» Dataset rows describing interfaces:

======

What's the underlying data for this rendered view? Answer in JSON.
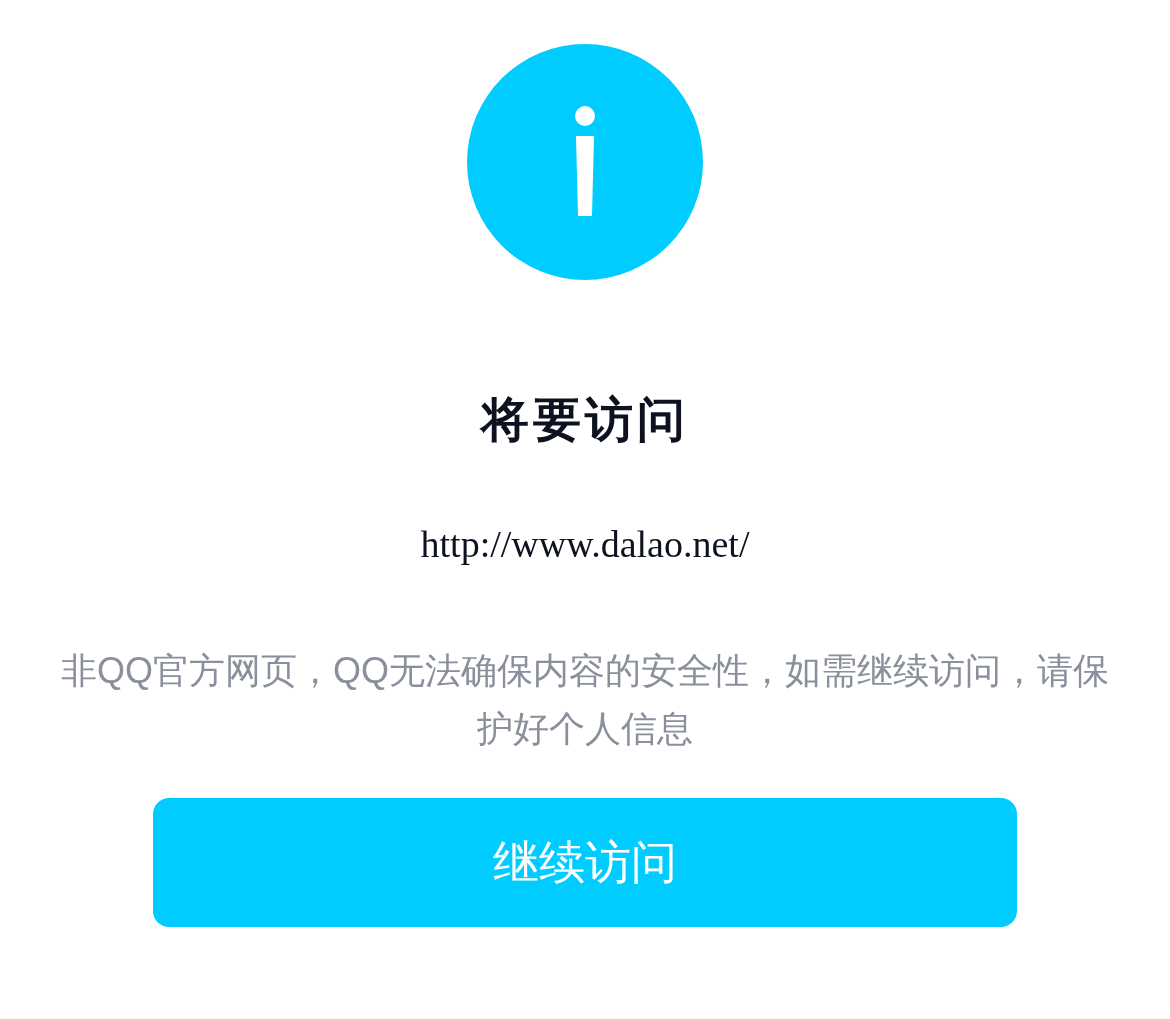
{
  "title": "将要访问",
  "url": "http://www.dalao.net/",
  "warning": "非QQ官方网页，QQ无法确保内容的安全性，如需继续访问，请保护好个人信息",
  "button": "继续访问"
}
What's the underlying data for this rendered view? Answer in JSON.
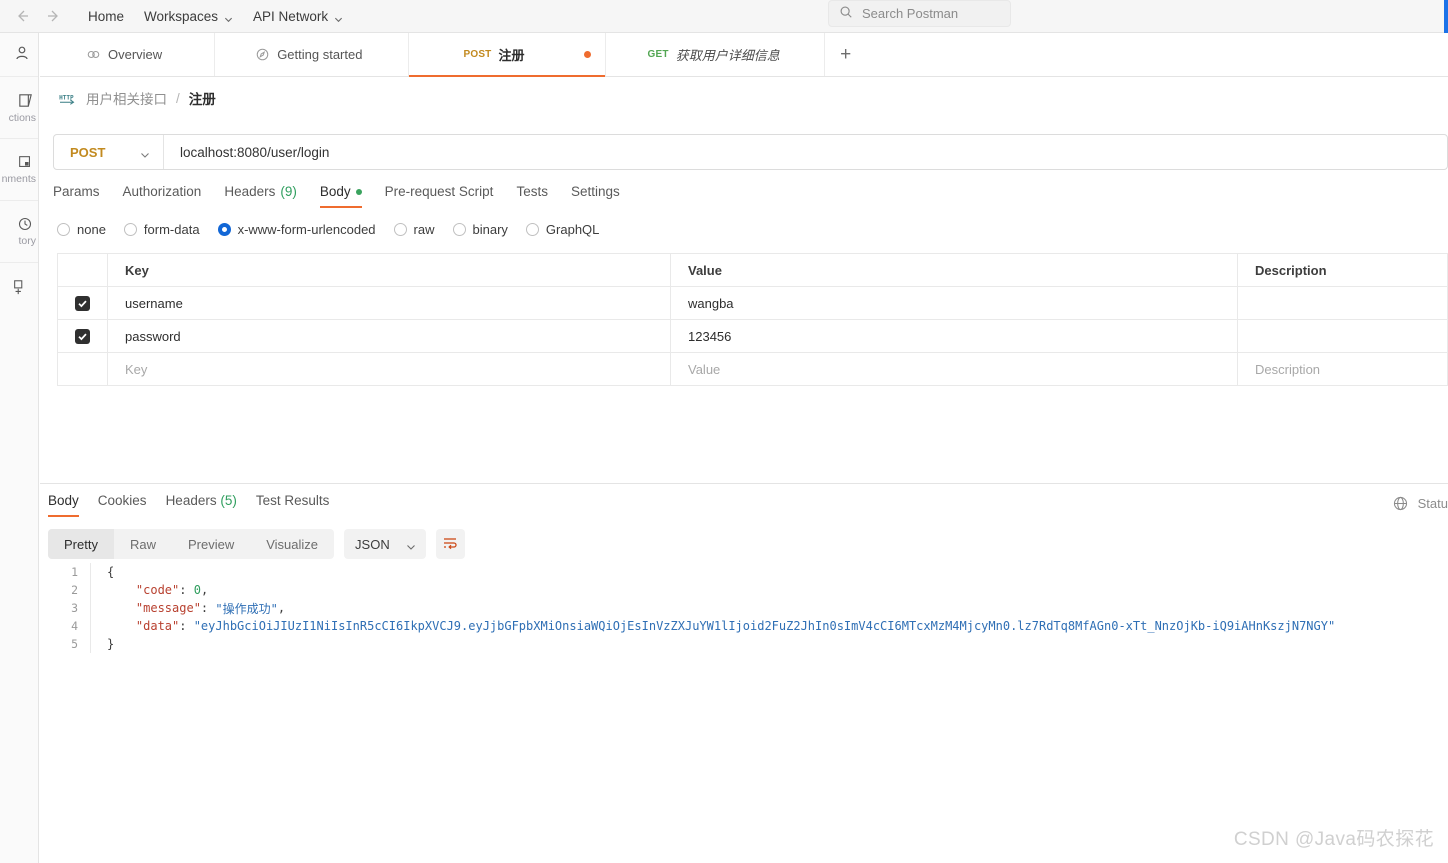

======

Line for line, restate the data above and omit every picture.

What's the underlying data for this rendered view? Answer in JSON.
{
  "title": "将要访问",
  "url": "http://www.dalao.net/",
  "warning": "非QQ官方网页，QQ无法确保内容的安全性，如需继续访问，请保护好个人信息",
  "button": "继续访问"
}
What's the underlying data for this rendered view? Answer in JSON.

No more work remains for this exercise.